Four things I learned at The Green Institute's Speaker Series.

The Opposite of Sense. This was the unusual theme for the inaugural Green Speaker Series and Karaoke Night, hosted by The Green Institute- the foremost hybrid institute for training and education in Nigeria, with core in environmental sustainability.

On the afternoon of June 23, under a darkened sky and fitful downpour, I journeyed to Ode Ondo – the native home of widely respected late social critic, Gani Fawehinmi, SAN; and pioneer of world music, the influential King Sunny Adé – for the event. I expected to have fun and participate in radical intellectual conversations shaped by both Psalm Oluwaseyi David of CreatvColony and Enwongo Christopher Cleopas, the keynote speaker who, though a Barrister and Solicitor at Nigeria's Supreme Court, surprisingly has growing interests in nature photography and African arts.

En route, and throughout the Green Speaker Series, I was resolved to hear about new discoveries and innovations I normally would not have wanted to. As I experienced the energy and interest of the roughly 50 diverse participants, I expected a fun and engaging event.

So what did I learn, even after staying an extra night in Ode Ondo, southwestern Nigeria?

1. Location is everything. Personally, the venue surpassed the mental image I had. First, the bold banners and green-inspired exterior wall designs were impossible to miss as other participants and I entered Ode Ondo (or Ondo City) from both of the two road points. The Institute had a wide working space with bicycles, art pieces and drawings of African heroes hanging from the wall; tie-dyed curtains; handcrafted chairs from tyres and wood; and the light casing made from plastic spoons, gave me an intense feeling of creativity and openness. The expansive view of an unexplored mountain from the venue added to this feeling too. Enwongo posted on Facebook, "I noticed something about the clouds in Ondo. They are really close to Earth (closer than any other place I've seen), and I kept having these thoughts that I could actually touch it if I stretched my hands out."

Something else I internalized was the message on the white wall that read, "In this house, we are a family, love and respect one another."

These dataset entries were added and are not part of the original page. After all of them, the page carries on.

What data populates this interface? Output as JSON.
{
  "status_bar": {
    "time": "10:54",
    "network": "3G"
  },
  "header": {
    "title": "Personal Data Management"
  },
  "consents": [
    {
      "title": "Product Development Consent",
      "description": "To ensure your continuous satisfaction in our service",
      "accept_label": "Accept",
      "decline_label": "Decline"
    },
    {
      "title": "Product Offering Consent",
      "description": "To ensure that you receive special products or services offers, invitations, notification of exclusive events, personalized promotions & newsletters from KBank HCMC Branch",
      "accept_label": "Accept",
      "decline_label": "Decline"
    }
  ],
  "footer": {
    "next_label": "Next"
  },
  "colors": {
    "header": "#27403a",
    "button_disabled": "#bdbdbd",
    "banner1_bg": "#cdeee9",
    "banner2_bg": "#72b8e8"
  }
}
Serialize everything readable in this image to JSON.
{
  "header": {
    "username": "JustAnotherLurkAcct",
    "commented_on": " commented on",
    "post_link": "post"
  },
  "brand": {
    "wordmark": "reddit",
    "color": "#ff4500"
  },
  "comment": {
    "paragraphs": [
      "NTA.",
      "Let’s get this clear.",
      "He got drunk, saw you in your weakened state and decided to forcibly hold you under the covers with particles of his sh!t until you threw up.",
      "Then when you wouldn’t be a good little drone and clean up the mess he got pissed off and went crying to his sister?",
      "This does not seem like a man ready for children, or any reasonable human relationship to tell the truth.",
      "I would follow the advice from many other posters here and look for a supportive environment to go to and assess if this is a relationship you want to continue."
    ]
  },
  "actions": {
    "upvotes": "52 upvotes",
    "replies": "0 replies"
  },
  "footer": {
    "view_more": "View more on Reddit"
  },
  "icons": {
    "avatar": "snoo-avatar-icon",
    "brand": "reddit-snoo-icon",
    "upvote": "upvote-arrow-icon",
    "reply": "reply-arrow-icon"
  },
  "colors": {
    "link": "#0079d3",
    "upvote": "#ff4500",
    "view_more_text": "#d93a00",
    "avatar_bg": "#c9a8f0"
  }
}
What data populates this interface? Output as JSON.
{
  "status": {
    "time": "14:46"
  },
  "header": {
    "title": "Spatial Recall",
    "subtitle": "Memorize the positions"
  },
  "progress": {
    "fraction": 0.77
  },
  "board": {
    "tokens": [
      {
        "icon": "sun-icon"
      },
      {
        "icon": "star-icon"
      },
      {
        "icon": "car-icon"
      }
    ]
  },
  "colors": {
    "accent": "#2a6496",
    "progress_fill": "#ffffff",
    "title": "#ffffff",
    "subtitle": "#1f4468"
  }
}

2. Live deliberately. Talk and inaction are cheap. Enwogo, a writer and feminist, maintains a social media presence where she attracts a critical followership among millennials. During the speaker's session, she shared a heart wrenching story of how she escaped death, as it was a defining moment for her. She remarked:

"I realised that I own nothing on earth and that everything I do or have is entrusted into my care and custody. It changed the way I approached everything."

Since then, she has acted as a custodian and caretaker, especially of our shared environment, and put her gifts, ideas, and time to positive action. She now lives intentionally. "And that’s nothing but sense,” Enwogo concluded.

To me, the message was simple: Once you identify what you want to do, start doing it. Take action and commit to the future.

3. Green is still the new black. And young people are jumping on it. The unifying factor in the room was sustainability and social good. The diverse attendees included engineers, lawyers, high school students, serial entrepreneurs with startups, lecturers, undergraduates, artists, fashion designers, photographers; and each saw a need to use themes of sustainability, radical innovation, creativity, business models with purposes more than profit. The shared commitment; to solve environmental challenges and enable economic growth.

The UN estimates that the market for “green trade” will grow to $2.2 trillion by 2020. Millennials need to take advantage of this development to effect a cleaner and brighter tomorrow.

4. Identity defines you. Just before Enwongo began her dialogue, we were showed the TED video talk of green entrepreneur Achenyo Idachaba, where she shared her journey of turning water hyacinths, threatening socioeconomic life in parts of Nigeria into woven wonders. I was struck by the strong cultural and historical references residents in different regions attached to this invasive weed species. I was also struck when two interns of the Institute, Janvier Kamundala and Mahmoud Mohamed, sang during the Karaoke. Janvier from the Democratic Republic of Congo performed a popular Rumba Lingala that had a theme of relationships between people, while Mahmoud, from Egypt, thrilled participants with a powerful Arabic song that has become a source of strength to Egyptians. In his greatest and most influential novel, The History Man, writer and academic critic Sir Malcolm Bradbury wrote, "Culture is a way of coping with the world by defining it in detail." Green events only get better with enough colourful tapestry.

Well, need I say more?

About the Author: Oghenechovwen, Oghenekevwe Christopher previously interned at The Green Institute. Now, he is an undergraduate of Meteorology and Climate Science at the Federal University of Technology Akure. Kevwe tweets @c_chovwen, and loves both board games and group travels.